* **Exercise goal**
The response should contain only those lines of the entries below that include the string "avatar".

* **Extracted records**
_____

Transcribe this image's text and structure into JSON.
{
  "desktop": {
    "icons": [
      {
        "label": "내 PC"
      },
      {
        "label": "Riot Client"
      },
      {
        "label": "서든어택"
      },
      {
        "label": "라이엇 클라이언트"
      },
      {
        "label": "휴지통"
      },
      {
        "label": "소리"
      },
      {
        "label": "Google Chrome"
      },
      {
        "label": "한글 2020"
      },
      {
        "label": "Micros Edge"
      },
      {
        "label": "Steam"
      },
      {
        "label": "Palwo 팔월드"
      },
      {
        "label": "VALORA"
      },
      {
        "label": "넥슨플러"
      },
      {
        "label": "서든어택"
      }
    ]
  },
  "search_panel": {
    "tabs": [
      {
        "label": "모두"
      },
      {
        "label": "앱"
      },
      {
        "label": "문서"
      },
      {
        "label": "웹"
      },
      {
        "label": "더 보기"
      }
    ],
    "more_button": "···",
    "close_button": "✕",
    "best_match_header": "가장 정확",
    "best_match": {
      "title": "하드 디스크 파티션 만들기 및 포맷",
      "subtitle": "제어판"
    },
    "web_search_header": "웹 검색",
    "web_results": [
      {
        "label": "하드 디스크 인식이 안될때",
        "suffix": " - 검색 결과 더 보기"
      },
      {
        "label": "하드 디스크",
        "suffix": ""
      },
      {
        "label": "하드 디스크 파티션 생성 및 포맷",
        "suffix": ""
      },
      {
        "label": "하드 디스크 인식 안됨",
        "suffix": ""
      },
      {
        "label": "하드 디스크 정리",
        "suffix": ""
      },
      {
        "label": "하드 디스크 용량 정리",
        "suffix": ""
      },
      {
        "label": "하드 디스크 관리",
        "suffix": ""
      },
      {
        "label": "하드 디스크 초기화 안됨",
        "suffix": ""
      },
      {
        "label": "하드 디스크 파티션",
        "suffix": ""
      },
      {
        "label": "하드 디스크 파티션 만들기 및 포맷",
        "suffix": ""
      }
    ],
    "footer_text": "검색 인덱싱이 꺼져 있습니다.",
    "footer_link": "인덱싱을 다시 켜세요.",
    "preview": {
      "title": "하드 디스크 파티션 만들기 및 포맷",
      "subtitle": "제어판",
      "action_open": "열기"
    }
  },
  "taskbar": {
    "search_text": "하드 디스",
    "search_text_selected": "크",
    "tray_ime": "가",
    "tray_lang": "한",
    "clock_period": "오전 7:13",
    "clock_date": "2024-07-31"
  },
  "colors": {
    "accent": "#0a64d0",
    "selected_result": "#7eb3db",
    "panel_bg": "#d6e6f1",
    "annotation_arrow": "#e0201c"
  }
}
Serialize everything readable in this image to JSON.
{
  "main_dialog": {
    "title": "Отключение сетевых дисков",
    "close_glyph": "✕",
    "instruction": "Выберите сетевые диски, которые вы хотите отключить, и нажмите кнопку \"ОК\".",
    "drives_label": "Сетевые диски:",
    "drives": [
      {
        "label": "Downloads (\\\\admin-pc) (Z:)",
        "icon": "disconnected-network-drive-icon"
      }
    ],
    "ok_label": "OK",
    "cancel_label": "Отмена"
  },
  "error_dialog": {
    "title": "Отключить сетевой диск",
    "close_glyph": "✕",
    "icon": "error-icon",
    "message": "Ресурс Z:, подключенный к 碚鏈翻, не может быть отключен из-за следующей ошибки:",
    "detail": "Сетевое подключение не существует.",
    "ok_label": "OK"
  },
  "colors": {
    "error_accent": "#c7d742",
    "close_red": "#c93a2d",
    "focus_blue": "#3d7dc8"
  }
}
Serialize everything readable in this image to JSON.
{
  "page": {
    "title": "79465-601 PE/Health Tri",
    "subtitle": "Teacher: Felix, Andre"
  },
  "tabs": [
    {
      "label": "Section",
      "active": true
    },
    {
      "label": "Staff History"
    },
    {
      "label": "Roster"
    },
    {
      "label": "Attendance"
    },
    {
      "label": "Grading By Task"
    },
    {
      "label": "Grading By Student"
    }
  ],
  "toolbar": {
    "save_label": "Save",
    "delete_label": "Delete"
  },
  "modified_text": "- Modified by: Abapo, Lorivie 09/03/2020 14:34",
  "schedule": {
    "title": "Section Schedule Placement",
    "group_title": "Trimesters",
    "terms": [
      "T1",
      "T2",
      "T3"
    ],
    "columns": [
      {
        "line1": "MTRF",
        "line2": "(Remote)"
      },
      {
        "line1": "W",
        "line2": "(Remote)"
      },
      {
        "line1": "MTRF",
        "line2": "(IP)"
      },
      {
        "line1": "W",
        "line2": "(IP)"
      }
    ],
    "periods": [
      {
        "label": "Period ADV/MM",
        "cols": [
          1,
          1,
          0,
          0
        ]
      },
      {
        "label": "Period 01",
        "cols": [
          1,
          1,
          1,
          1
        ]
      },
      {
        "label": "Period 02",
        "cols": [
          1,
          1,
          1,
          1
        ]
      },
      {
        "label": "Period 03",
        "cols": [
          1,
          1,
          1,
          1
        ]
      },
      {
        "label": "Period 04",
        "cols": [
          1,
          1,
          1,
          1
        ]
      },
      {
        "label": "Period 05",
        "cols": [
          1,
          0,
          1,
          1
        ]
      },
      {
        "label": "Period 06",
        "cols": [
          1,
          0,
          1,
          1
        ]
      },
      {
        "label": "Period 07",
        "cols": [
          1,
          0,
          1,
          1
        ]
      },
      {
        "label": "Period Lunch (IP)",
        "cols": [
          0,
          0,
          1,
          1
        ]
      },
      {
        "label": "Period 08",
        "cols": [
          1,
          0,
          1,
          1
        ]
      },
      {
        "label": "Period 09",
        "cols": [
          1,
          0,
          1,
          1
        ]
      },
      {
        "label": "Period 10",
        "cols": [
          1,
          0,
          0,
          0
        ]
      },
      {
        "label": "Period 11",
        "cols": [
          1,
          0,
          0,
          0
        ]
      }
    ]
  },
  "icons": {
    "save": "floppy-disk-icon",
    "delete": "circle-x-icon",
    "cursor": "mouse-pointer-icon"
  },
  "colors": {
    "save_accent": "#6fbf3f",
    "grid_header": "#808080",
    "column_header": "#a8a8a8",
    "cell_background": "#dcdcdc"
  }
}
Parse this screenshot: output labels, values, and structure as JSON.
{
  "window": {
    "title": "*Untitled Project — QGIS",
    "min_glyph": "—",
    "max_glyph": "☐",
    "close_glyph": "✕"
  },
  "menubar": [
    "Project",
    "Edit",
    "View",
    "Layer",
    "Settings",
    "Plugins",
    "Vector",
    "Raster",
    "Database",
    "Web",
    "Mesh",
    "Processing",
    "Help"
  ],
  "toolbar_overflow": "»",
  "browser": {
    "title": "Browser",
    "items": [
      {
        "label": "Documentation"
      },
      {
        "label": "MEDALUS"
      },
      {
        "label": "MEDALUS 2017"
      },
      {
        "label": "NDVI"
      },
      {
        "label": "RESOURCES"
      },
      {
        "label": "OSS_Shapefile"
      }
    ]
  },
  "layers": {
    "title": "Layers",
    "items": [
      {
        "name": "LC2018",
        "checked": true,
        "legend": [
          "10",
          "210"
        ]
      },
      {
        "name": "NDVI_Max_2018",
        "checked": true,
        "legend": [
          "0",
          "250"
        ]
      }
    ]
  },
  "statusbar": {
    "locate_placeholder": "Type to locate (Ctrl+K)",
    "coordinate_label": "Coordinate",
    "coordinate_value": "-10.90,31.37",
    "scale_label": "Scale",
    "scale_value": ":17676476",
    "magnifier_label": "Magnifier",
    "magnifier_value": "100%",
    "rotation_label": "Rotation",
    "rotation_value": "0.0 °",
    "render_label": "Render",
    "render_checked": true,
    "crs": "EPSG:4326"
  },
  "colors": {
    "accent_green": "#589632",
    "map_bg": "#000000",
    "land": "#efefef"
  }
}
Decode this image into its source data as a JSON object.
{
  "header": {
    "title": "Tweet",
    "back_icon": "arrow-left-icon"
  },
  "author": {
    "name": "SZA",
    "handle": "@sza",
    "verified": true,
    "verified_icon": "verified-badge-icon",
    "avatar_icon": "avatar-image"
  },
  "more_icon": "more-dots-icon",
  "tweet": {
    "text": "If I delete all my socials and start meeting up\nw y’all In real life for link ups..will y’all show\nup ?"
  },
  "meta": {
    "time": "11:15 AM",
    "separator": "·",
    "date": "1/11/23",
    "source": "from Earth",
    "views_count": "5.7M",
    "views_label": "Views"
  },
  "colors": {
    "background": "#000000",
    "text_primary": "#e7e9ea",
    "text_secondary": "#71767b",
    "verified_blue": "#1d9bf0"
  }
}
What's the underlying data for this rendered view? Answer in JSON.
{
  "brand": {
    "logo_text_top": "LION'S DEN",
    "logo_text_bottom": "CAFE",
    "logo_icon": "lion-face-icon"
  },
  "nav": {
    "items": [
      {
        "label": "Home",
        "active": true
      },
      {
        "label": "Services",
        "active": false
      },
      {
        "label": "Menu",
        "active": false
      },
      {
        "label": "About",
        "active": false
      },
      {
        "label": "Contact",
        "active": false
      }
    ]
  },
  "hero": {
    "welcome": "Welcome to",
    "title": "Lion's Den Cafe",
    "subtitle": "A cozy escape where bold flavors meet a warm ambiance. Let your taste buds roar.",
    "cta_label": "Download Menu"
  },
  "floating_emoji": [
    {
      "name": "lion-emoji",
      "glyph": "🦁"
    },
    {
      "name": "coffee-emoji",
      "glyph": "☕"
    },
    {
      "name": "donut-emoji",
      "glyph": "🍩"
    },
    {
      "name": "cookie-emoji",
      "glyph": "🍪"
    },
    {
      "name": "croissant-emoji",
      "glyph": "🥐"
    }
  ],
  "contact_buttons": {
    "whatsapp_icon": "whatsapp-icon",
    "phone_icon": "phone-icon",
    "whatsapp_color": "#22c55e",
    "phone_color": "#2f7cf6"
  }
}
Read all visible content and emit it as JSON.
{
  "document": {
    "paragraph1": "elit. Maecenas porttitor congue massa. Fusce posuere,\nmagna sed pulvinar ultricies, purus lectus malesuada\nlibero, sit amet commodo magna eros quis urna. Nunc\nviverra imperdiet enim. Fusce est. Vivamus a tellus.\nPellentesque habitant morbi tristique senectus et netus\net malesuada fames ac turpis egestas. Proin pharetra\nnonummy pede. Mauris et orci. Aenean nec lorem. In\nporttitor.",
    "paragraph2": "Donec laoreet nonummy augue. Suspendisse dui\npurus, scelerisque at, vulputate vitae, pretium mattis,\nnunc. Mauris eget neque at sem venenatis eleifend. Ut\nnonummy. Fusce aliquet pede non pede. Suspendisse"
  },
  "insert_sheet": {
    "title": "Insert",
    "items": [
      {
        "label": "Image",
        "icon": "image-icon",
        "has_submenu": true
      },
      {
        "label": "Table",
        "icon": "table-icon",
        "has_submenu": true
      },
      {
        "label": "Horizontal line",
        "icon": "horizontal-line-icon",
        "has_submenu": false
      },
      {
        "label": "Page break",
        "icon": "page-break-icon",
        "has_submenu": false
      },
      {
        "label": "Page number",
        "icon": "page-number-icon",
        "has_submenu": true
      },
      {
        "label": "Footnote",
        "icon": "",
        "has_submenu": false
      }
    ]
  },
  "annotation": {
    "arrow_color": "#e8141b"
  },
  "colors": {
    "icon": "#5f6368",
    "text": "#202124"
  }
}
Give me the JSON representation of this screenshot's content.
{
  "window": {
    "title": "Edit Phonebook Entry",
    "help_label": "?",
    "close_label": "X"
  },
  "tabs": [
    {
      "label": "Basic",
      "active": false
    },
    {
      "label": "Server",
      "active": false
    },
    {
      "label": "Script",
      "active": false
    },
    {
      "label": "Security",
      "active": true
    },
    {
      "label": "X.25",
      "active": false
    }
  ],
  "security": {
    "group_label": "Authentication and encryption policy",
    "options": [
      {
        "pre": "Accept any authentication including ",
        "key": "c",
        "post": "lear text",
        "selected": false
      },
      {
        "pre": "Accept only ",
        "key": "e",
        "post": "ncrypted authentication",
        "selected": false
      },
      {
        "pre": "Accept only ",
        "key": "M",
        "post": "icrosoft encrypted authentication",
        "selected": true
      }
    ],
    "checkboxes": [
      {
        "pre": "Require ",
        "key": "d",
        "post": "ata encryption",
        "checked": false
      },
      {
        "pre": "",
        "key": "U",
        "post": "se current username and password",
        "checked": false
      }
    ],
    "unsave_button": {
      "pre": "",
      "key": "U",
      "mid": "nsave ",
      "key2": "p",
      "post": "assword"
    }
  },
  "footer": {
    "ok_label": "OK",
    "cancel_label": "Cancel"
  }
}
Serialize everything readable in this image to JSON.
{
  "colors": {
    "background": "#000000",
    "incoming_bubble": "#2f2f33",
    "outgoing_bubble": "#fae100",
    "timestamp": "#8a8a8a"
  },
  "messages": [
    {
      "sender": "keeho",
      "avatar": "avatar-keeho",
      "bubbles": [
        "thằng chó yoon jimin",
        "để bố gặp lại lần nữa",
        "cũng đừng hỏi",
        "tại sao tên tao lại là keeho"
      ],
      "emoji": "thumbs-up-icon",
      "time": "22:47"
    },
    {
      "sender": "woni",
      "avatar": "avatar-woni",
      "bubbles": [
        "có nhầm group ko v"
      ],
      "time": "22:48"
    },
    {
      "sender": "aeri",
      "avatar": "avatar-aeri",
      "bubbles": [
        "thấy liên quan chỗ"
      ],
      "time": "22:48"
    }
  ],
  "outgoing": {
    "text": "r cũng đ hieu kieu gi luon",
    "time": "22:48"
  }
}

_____

* **Reply to the exercise**
    "avatar_icon": "avatar-image"
      "avatar": "avatar-keeho",
      "avatar": "avatar-woni",
      "avatar": "avatar-aeri",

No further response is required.